▸ EXERCISE OBJECTIVE
Repeat, exactly and completely, the entries shown underneath.

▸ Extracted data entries
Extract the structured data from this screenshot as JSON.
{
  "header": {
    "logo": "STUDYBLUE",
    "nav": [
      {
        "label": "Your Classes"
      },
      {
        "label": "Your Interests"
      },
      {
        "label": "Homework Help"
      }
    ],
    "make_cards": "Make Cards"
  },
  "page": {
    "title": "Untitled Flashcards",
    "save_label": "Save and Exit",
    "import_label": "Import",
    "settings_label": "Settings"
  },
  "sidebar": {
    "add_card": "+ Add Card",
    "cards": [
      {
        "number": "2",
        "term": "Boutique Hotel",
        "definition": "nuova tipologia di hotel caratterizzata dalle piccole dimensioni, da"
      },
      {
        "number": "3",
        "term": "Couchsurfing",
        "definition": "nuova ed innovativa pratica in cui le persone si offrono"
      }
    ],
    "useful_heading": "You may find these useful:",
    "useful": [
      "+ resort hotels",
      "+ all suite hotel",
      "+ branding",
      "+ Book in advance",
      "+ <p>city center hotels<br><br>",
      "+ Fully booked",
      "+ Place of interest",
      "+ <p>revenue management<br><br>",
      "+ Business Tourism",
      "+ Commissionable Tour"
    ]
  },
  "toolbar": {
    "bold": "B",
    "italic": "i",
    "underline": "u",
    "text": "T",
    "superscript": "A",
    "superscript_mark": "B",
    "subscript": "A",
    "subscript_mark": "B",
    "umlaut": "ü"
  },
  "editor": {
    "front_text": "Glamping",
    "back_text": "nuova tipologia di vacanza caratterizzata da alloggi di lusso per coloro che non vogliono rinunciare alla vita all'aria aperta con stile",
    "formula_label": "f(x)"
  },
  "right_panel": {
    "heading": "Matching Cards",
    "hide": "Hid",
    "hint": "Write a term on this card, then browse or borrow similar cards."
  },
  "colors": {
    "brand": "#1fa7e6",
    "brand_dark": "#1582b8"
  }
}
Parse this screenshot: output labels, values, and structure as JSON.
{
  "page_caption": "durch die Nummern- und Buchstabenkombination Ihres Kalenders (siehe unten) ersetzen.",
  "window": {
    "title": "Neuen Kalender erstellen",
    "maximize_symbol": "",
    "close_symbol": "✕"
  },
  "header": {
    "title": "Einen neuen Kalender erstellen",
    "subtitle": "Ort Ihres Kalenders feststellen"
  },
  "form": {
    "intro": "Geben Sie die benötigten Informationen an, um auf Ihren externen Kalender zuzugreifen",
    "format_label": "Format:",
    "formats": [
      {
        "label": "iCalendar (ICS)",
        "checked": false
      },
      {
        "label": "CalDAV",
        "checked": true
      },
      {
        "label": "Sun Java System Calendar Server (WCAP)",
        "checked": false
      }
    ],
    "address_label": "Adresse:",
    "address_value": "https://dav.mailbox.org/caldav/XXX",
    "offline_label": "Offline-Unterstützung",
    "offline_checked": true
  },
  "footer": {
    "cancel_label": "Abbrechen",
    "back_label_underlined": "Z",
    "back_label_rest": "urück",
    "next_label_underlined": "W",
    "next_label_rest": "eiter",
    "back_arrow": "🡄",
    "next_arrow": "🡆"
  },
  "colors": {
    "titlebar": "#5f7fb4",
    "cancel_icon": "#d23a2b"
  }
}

▸ PROBLEM SOLUTION
Extract the structured data from this screenshot as JSON.
{
  "header": {
    "logo": "STUDYBLUE",
    "nav": [
      {
        "label": "Your Classes"
      },
      {
        "label": "Your Interests"
      },
      {
        "label": "Homework Help"
      }
    ],
    "make_cards": "Make Cards"
  },
  "page": {
    "title": "Untitled Flashcards",
    "save_label": "Save and Exit",
    "import_label": "Import",
    "settings_label": "Settings"
  },
  "sidebar": {
    "add_card": "+ Add Card",
    "cards": [
      {
        "number": "2",
        "term": "Boutique Hotel",
        "definition": "nuova tipologia di hotel caratterizzata dalle piccole dimensioni, da"
      },
      {
        "number": "3",
        "term": "Couchsurfing",
        "definition": "nuova ed innovativa pratica in cui le persone si offrono"
      }
    ],
    "useful_heading": "You may find these useful:",
    "useful": [
      "+ resort hotels",
      "+ all suite hotel",
      "+ branding",
      "+ Book in advance",
      "+ <p>city center hotels<br><br>",
      "+ Fully booked",
      "+ Place of interest",
      "+ <p>revenue management<br><br>",
      "+ Business Tourism",
      "+ Commissionable Tour"
    ]
  },
  "toolbar": {
    "bold": "B",
    "italic": "i",
    "underline": "u",
    "text": "T",
    "superscript": "A",
    "superscript_mark": "B",
    "subscript": "A",
    "subscript_mark": "B",
    "umlaut": "ü"
  },
  "editor": {
    "front_text": "Glamping",
    "back_text": "nuova tipologia di vacanza caratterizzata da alloggi di lusso per coloro che non vogliono rinunciare alla vita all'aria aperta con stile",
    "formula_label": "f(x)"
  },
  "right_panel": {
    "heading": "Matching Cards",
    "hide": "Hid",
    "hint": "Write a term on this card, then browse or borrow similar cards."
  },
  "colors": {
    "brand": "#1fa7e6",
    "brand_dark": "#1582b8"
  }
}
Parse this screenshot: output labels, values, and structure as JSON.
{
  "page_caption": "durch die Nummern- und Buchstabenkombination Ihres Kalenders (siehe unten) ersetzen.",
  "window": {
    "title": "Neuen Kalender erstellen",
    "maximize_symbol": "",
    "close_symbol": "✕"
  },
  "header": {
    "title": "Einen neuen Kalender erstellen",
    "subtitle": "Ort Ihres Kalenders feststellen"
  },
  "form": {
    "intro": "Geben Sie die benötigten Informationen an, um auf Ihren externen Kalender zuzugreifen",
    "format_label": "Format:",
    "formats": [
      {
        "label": "iCalendar (ICS)",
        "checked": false
      },
      {
        "label": "CalDAV",
        "checked": true
      },
      {
        "label": "Sun Java System Calendar Server (WCAP)",
        "checked": false
      }
    ],
    "address_label": "Adresse:",
    "address_value": "https://dav.mailbox.org/caldav/XXX",
    "offline_label": "Offline-Unterstützung",
    "offline_checked": true
  },
  "footer": {
    "cancel_label": "Abbrechen",
    "back_label_underlined": "Z",
    "back_label_rest": "urück",
    "next_label_underlined": "W",
    "next_label_rest": "eiter",
    "back_arrow": "🡄",
    "next_arrow": "🡆"
  },
  "colors": {
    "titlebar": "#5f7fb4",
    "cancel_icon": "#d23a2b"
  }
}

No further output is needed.